Plastic items are undeniably one of the most essential inventions of the 20th century, having countless uses in almost all aspects of our everyday life. If used wisely and correctly, they can help us achieve things impossible with other materials, but currently, they have been used so extensively and without a proper recycling policy, that they are among the most pervasive pollutants in our environment. This article will help you learn some of the most secret uses of plastic, many of them being virtually undetectable at first glance.
5 Things You Didn’t Know Have Plastic in Them [Slideshow]
What many people don't know is that common table salt contains trace amounts of plastic. A recent study sampled store bought salt from the United States, UK, France, and Spain and found that in most instances the ordinary table salt contained small fragments of plastic. Specifically, they found microfibers from primarily water bottles, one of the most commonly used and discarded plastics in the world. The same study suggests that lake salt and rock salt contain fewer or no traces at all, making them a better solution for those that care about minimizing their plastic consumption.
Chewing gum is by no means a recent invention, as it has been a part of human culture and everyday life since ancient times, with studies suggesting as far back as 5,000 years ago. What is recent though, is that the natural gums (like Arabic gum and Chicle) have been replaced by plastics, artificial coloring, and flavors, that are non-degradable and potentially harmful for the environment and the consumer. Should you want to keep doing this habit, it’s best to choose brands that use natural tree gums that were traditionally used.
Most people might prefer paper cups for their beverages, as they believe them to be easily recyclable compared to plastic cups. The sad truth though, is that paper cups have an inner layer of plastic to prevent leakage and help them tolerate heat, something that makes them very hard to recycle. This directly contributes to the overall pollution and at the same time traces of plastic can dissolve in your hot drink, resulting in another hidden source of plastic consumption. Next time consider filling your thermos or reusable cup, instead of relying on the common paper cups, to help both yourself and the environment.

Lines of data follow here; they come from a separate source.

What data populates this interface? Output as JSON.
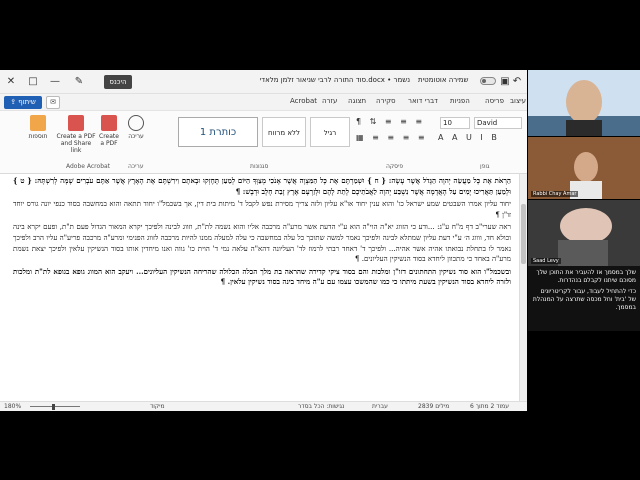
{
  "window": {
    "title": "סוד התורה לרבי שניאור זלמן מלאדי.docx • נשמר",
    "save_toggle_label": "שמירה אוטומטית",
    "signin_label": "היכנס",
    "toolbar_icons": [
      "undo-icon",
      "redo-icon",
      "save-icon",
      "search-icon"
    ]
  },
  "tabs": {
    "share": "שיתוף",
    "items": [
      "קובץ",
      "בית",
      "הוספה",
      "ציור",
      "עיצוב",
      "פריסה",
      "הפניות",
      "דברי דואר",
      "סקירה",
      "תצוגה",
      "עזרה",
      "Acrobat"
    ]
  },
  "ribbon": {
    "groups": [
      "Adobe Acrobat",
      "עריכה",
      "סגנונות",
      "פיסקה",
      "גופן"
    ],
    "acrobat_buttons": [
      "Create a PDF",
      "Create a PDF and Share link",
      "תוספות"
    ],
    "edit_label": "עריכה",
    "styles": {
      "normal": "רגיל",
      "no_spacing": "ללא מרווח",
      "heading1": "כותרת 1"
    },
    "font_size": "10",
    "font_name": "David"
  },
  "document": {
    "paragraphs": [
      "הַרְאֹת אֶת כָּל מַעֲשֵׂה יְהוָה הַגָּדֹל אֲשֶׁר עָשָׂה: { ח } וּשְׁמַרְתֶּם אֶת כָּל הַמִּצְוָה אֲשֶׁר אָנֹכִי מְצַוְּךָ הַיּוֹם לְמַעַן תֶּחֶזְקוּ וּבָאתֶם וִירִשְׁתֶּם אֶת הָאָרֶץ אֲשֶׁר אַתֶּם עֹבְרִים שָׁמָּה לְרִשְׁתָּהּ: { ט } וּלְמַעַן תַּאֲרִיכוּ יָמִים עַל הָאֲדָמָה אֲשֶׁר נִשְׁבַּע יְהוָה לַאֲבֹתֵיכֶם לָתֵת לָהֶם וּלְזַרְעָם אֶרֶץ זָבַת חָלָב וּדְבָשׁ: ¶",
      "יחוד עליון אמרו השבטים שמע ישראל כו' והוא ענין יחוד או\"א עליון ולזה צריך מסירת נפש לקבל ד' מיתות בית דין, אך בשכמל\"ו יחוד תתאה והוא במחשבה בסוד כנפי יונה גורס יוחד זו\"ן ¶",
      "ראה שערי\"ב דף מ\"ח ע\"ג: ...ודע כי הזווג יא\"ה הוי\"ה הוא ע\"י הדעת אשר מרע\"ה מרכבה אליו והוא נשמה לת\"ת, וזווג לבינה ולפיכך יקרא המאור הגדול פעם ת\"ת, ופעם יקרא בינה וכולא חד, ווווג ה׳ ע\"י דעת עליון שמתלא לבינה ולפיכך נאמר למשה שתוכך כל עלה במחשבה כי עלה למעלה ממנו להיות מרכבה לזווג הפנימי ומרע\"ה מרכבה פריע\"ה עליו הרב ולפיכך נאמר לו בתחלת נבואתו אהיה אשר אהיה... ולפיכך ד' דאחד רבתי לרמוז לד' העליונה דהא\"ה עלאה נמי ד' הוית כו' גווה ואנו מיחדין אותו בסוד הנשיקין עלאין ולפיכך יצאת נשמת מרע\"ה באחד כי מתכוון ליחדא בסוד הנשיקין העליונים. ¶",
      "ובשכמל\"ו הוא סוד נשיקין התחתונים דזו\"ן ומלכות והם בסוד ציקי קדירה שהראה בת מלך הכלה הכלולה שהריחה הנשיקין העליונים... ויעקב הוא המווג גופא בגופא לת\"ת ומלכות ולזרה ליחדא בסוד הנשיקין בשעת מיתתו כי כמו שהמשכו עצמו עם ע\"ה מיחד בינה בסוד נשיקין עלאין. ¶"
    ]
  },
  "status": {
    "page": "עמוד 2 מתוך 6",
    "words": "2839 מילים",
    "language": "עברית",
    "accessibility": "נגישות: הכל בסדר",
    "focus": "מיקוד",
    "zoom": "180%"
  },
  "participants": [
    {
      "name": ""
    },
    {
      "name": "Rabbi Chay Amar"
    },
    {
      "name": "Saad Levy"
    }
  ],
  "chat": {
    "lines": [
      "שלך במסמך אז להעביר את התוכן שלך מסוכם שיתנו לקבלם בנהדרות.",
      "כדי להתחיל לעבוד, עבור לקריטריונים של 'בית' וחל מכסה שתרצה על המנהלת במסמך."
    ]
  }
}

Microbeads have been (justifiably) under pressure during the last years in the U.S. and across the world, as they are one of the main sources that pollute the water system and our bodies. They’re essentially small traces of plastics in toothpaste, creams, and similar products that help them look better, without contributing favorably in many other ways. Despite the recent bans since 2017, it’s still hard to determine if the market is completely free of them, while at the same time they are still found in cosmetics that you might order online from countries that have no similar regulations. Be sure to check if the brands that you regularly use contain traces of these sneaky plastic beads that harm yourself and our environment.
Tin cans, along with glass and plastic bottles are the most common ways of storing mass-produced drinks, as they are cheap and easy to produce. While most people might think of them as a more, eco-friendly alternative to plastic bottles, they don't realize that tin cans include a thin layer of plastic coating to avoid corrosion. It’s a good idea to avoid them if possible, and always choose easily recyclable glass bottles instead.